At the same time, others have mentioned the older brother who was on the bus at the time. Many parents would have chastised him for not looking after his younger brother. It can only be second guessed as to why Joey didn’t intervene on his brother’s behalf, maybe the kids doing it were older but we simply don’t know.

Throughout the story we know that Peter Houghton’s life is total hell but we aren’t sure how much Lacy knows. When he is in junior high school, we have instances of a mother trying to do right for her son but the result ends up in embarrassment for him. The Superman book cover is one and the other is her speaking to the coach about Peter’s lack of playing time when he was on the soccer team. Having played sports back then, I’ve seen many a parent give a coach a right roasting over their child not playing. I have to sympathise with Lacy on this one. If I went to my son’s game and they were winning 24-2 and he still wasn’t given playing time, I would be onto the coach as to why my son wasn’t allowed to go in. And I definitely would not have bought the team consistency crap the coach at Peter’s school tried to give. However, as with Peter, often times the child involved ends up being criticized or teased because of mommy or daddy speaking to the coach. Usually this is done by those who get lots of playing time and I deduce it is because they are now fearing losing that time to a less able player.

Finally, we have high school and this is when Peter finally goes on the rampage and shoots twenty-eight people killing ten. By this time, Peter is in the form of typical teenager who speaks to his parents mono-syllabically. The bullying for him has become unbearable but we don’t know how much she knows about it, if any at all.  This is why after the shooting Lacy begins to question herself as a parent. She thinks maybe she should have asked more questions or gone into his room more to discover clues. Some will argue that the fact that Peter’s father kept guns was a damning indictment of any parent because they gave their child access to the weapons of destruction. Again, this is all speculation but plenty of meat for a lively debate.

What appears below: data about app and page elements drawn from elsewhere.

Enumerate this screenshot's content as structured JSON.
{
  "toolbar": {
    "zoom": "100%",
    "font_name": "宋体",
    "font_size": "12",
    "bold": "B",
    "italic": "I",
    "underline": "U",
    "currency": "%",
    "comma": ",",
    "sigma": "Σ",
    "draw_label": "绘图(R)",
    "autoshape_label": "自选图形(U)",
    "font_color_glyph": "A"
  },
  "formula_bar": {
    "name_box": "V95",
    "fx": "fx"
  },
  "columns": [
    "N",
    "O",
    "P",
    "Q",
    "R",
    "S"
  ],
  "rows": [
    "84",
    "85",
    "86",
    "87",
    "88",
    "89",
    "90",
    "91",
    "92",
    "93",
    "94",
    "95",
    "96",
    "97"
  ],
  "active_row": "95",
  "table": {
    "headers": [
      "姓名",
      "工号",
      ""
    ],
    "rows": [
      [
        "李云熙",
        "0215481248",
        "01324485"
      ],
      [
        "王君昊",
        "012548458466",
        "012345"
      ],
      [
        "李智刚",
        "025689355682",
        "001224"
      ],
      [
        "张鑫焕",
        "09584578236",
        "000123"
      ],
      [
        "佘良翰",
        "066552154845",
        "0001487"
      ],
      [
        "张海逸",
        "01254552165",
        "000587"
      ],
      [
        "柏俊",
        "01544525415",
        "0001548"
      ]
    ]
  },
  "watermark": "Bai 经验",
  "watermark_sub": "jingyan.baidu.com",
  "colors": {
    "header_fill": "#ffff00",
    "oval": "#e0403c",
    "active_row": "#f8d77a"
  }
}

I know it’s fiction but would anyone blame Lacy Houghton for her son’s school shooting? Unlike many school shooters, yes Peter had guns in the house but he wasn’t raised on them. His father hunted but he doesn’t come across as some kind of gun nut in the story. Furthermore, we don’t really know Lacy’s stance on guns. Also, none of the other common criteria is there like being raised with intolerance or forcing religion down their child’s throat. The only thing we can possibly point the finger at Lacy for is not doing enough to stem the bullying her son was suffering. The rest has nothing to do with her parenting and if she were a real life person, I would sympathise with the hell she would have to go through for the rest of her life.

Next post: Mrs Wilton

To buy He Was Weird, go to: http://www.amazon.co.uk/He-Was-Weird-Michael-LeFevre/dp/1909740942/ref=sr_1_1?s=books&ie=UTF8&qid=1378290653&sr=1-1&keywords=he+was+weird